## ABOUT THIS EXERCISE
The whole listing that follows is to be restated word for word, images excluded.

## RECORDS
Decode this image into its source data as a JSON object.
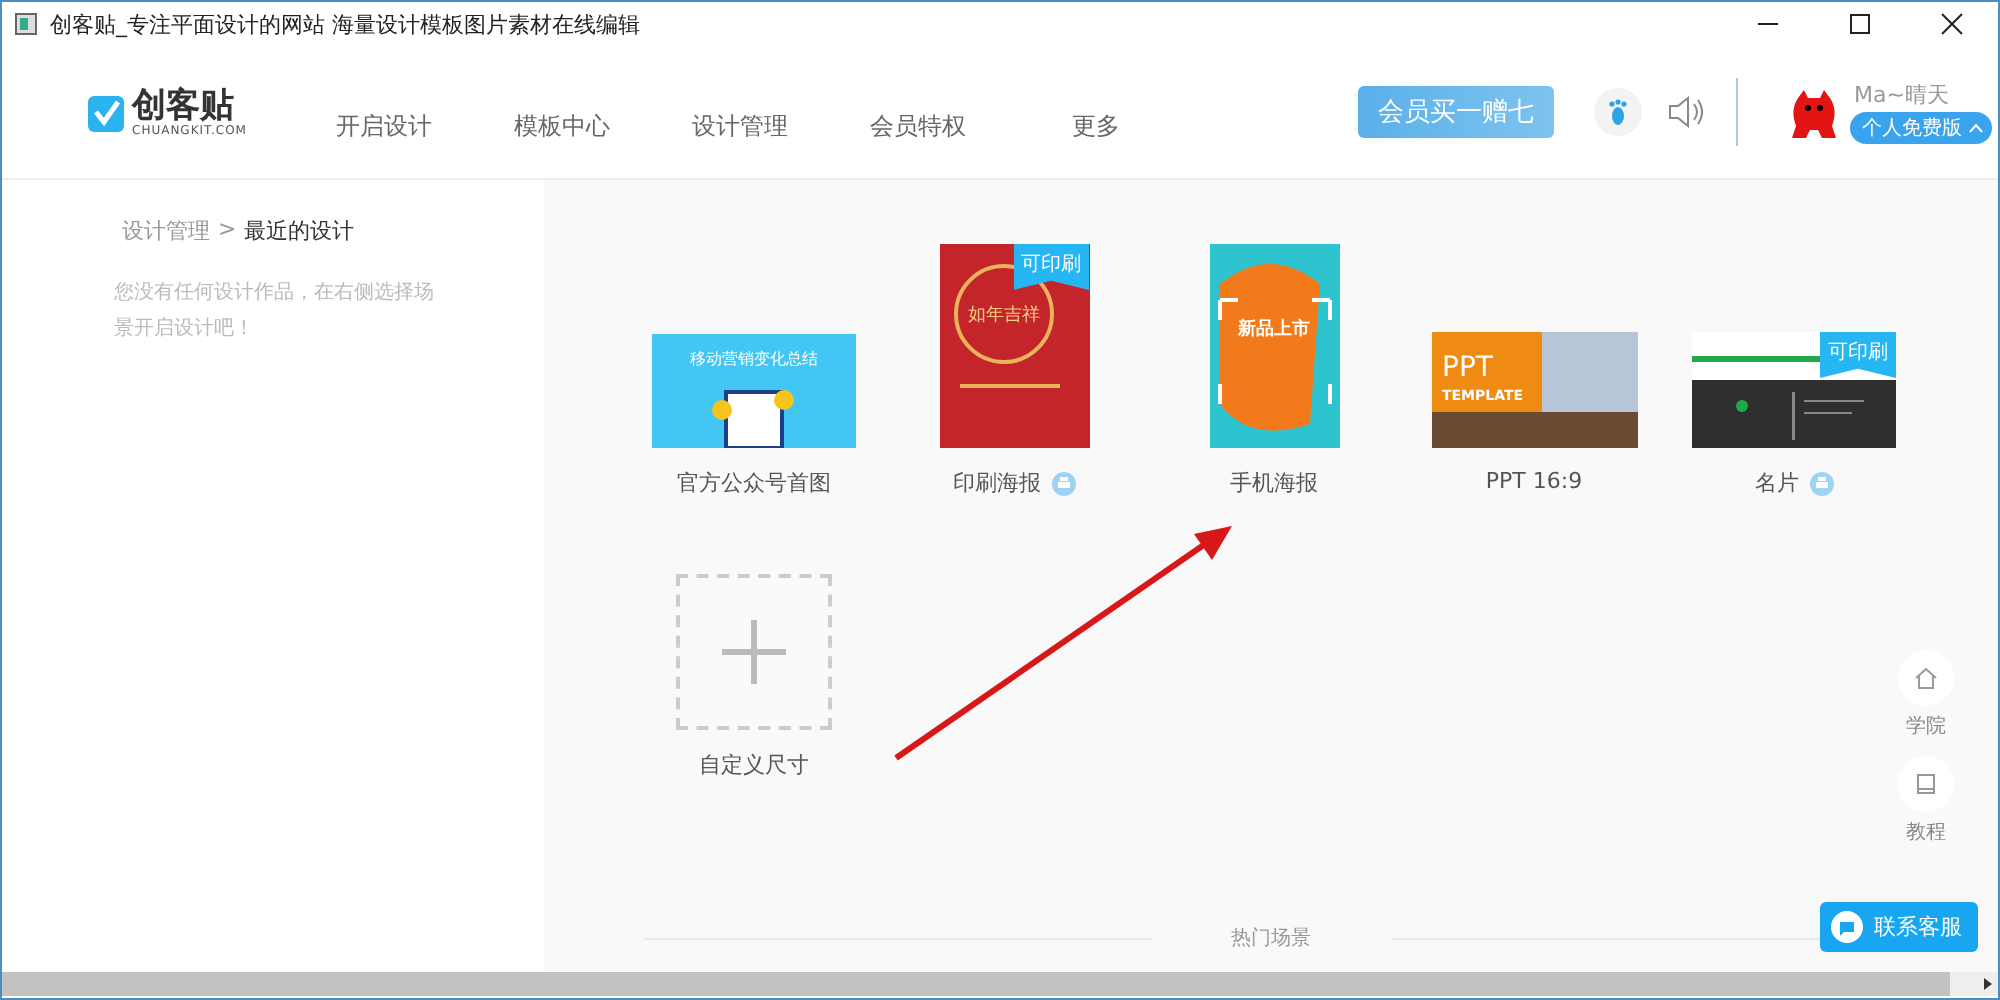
{
  "window": {
    "title": "创客贴_专注平面设计的网站 海量设计模板图片素材在线编辑"
  },
  "header": {
    "logo": {
      "name": "创客贴",
      "domain": "CHUANGKIT.COM"
    },
    "nav": [
      {
        "label": "开启设计"
      },
      {
        "label": "模板中心"
      },
      {
        "label": "设计管理"
      },
      {
        "label": "会员特权"
      },
      {
        "label": "更多"
      }
    ],
    "promo": "会员买一赠七",
    "user": {
      "name": "Ma~晴天",
      "plan": "个人免费版"
    }
  },
  "sidebar": {
    "breadcrumb": {
      "parent": "设计管理",
      "separator": ">",
      "current": "最近的设计"
    },
    "message": "您没有任何设计作品，在右侧选择场景开启设计吧！"
  },
  "templates": [
    {
      "kind": "wechat-cover",
      "label": "官方公众号首图",
      "cover_text": "移动营销变化总结",
      "printable": false
    },
    {
      "kind": "red-poster",
      "label": "印刷海报",
      "cover_text": "如年吉祥",
      "printable": true,
      "badge": "可印刷"
    },
    {
      "kind": "orange-poster",
      "label": "手机海报",
      "cover_text": "新品上市",
      "printable": false
    },
    {
      "kind": "ppt",
      "label": "PPT 16:9",
      "cover_text": "PPT",
      "cover_subtext": "TEMPLATE",
      "printable": false
    },
    {
      "kind": "business-card",
      "label": "名片",
      "printable": true,
      "badge": "可印刷"
    }
  ],
  "custom_size": {
    "label": "自定义尺寸"
  },
  "side_links": [
    {
      "kind": "home",
      "label": "学院"
    },
    {
      "kind": "book",
      "label": "教程"
    }
  ],
  "hot_scenes": {
    "label": "热门场景"
  },
  "contact_button": "联系客服"
}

## RESULT OF THIS TASK
Decode this image into its source data as a JSON object.
{
  "window": {
    "title": "创客贴_专注平面设计的网站 海量设计模板图片素材在线编辑"
  },
  "header": {
    "logo": {
      "name": "创客贴",
      "domain": "CHUANGKIT.COM"
    },
    "nav": [
      {
        "label": "开启设计"
      },
      {
        "label": "模板中心"
      },
      {
        "label": "设计管理"
      },
      {
        "label": "会员特权"
      },
      {
        "label": "更多"
      }
    ],
    "promo": "会员买一赠七",
    "user": {
      "name": "Ma~晴天",
      "plan": "个人免费版"
    }
  },
  "sidebar": {
    "breadcrumb": {
      "parent": "设计管理",
      "separator": ">",
      "current": "最近的设计"
    },
    "message": "您没有任何设计作品，在右侧选择场景开启设计吧！"
  },
  "templates": [
    {
      "kind": "wechat-cover",
      "label": "官方公众号首图",
      "cover_text": "移动营销变化总结",
      "printable": false
    },
    {
      "kind": "red-poster",
      "label": "印刷海报",
      "cover_text": "如年吉祥",
      "printable": true,
      "badge": "可印刷"
    },
    {
      "kind": "orange-poster",
      "label": "手机海报",
      "cover_text": "新品上市",
      "printable": false
    },
    {
      "kind": "ppt",
      "label": "PPT 16:9",
      "cover_text": "PPT",
      "cover_subtext": "TEMPLATE",
      "printable": false
    },
    {
      "kind": "business-card",
      "label": "名片",
      "printable": true,
      "badge": "可印刷"
    }
  ],
  "custom_size": {
    "label": "自定义尺寸"
  },
  "side_links": [
    {
      "kind": "home",
      "label": "学院"
    },
    {
      "kind": "book",
      "label": "教程"
    }
  ],
  "hot_scenes": {
    "label": "热门场景"
  },
  "contact_button": "联系客服"
}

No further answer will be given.